Conn. (WTNH) — More people are dying on Connecticut roads than last year, 16 percent more, according to the state Department of Transportation (DOT). News 8’s Bob Wilson went on a ride-along with State Police (CSP) Thursday to observe the problem firsthand and what’s being done to curb the trend.

State Police told News 8 it feels like there are more fatalities on Connecticut roads every time they go on a shift. They said people have developed bad habits during the COVID-19 pandemic and now they’re stepping up to try and correct that.

The most recent fatal crash was on Wednesday and involved a grandmother who struck a bridge abutment and rolled over on Route 9. She died. Two of her grandchildren were in the backseat and suffered only minor injuries.

Trooper Matthew Cashman of CSP said, “It’s heartbreaking because you know right then and there that family is going to get some bad news.”

RELATED: Driver killed, toddlers injured in serious rollover crash on Route 9 in Berlin

During the lockdown and strong restrictions during the deepest part of the pandemic, enforcement was relaxed. Now, CSP is trying to catch up.

Trooper Cashman explained, “Enforcement on the patrol side gets put on the back burner because you’re Motor Vehicle Collisions and criminal investigations come first.”

They are also down troopers on the road.

“You’re going crash, to crash, to crash, to prisons, to state buildings so you have a minimal amount of people covering an entire troop area.”

Currently, they have a class of 60 plus troopers set to graduate, but they need more.

“Just trying to stay above water, you’re going to put 60 troopers out but you have 200-300 retiring next year, so we’re behind the curve.”

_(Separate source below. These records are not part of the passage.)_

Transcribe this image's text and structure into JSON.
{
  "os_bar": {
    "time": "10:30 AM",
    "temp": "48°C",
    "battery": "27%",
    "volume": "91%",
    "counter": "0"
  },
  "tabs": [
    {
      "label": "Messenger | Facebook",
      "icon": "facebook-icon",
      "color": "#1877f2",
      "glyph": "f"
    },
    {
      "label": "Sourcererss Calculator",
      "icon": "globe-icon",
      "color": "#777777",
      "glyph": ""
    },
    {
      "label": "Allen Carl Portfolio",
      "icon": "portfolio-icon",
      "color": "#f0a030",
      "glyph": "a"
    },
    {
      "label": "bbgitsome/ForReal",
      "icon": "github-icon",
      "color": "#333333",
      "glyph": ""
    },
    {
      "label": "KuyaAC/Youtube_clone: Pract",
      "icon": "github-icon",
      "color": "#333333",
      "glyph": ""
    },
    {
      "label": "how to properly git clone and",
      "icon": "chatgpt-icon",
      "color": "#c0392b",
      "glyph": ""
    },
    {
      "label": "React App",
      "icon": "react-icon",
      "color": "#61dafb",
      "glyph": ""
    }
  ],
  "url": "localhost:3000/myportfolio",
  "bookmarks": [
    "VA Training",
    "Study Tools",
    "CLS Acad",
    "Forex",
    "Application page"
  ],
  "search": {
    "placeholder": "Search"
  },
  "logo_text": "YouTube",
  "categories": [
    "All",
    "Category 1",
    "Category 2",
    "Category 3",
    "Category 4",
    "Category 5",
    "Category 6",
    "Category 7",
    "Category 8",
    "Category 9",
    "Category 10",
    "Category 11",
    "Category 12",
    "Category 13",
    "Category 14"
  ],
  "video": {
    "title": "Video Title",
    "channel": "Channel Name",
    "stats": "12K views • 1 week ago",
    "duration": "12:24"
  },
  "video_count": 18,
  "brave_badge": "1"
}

Troopers say the bad habits they normally see on the road are intensified after coming out of COVID.

Cashman added, “People on their cell phones, people reading the newspapers; they’re just not paying attention.”

One of the things state police are trying to do is get the cars off the highway as quickly as possible following a crash. More traffic backed up on the highway creates more accidents, especially with the speed.

“Once that one motor vehicle accident happens, traffic starts backing up and then it becomes bumper cars, one car hit another car, and then it causes a chain reaction,” detailed Cashman.

State police say if they can get the speed to come down, the fatalities should follow.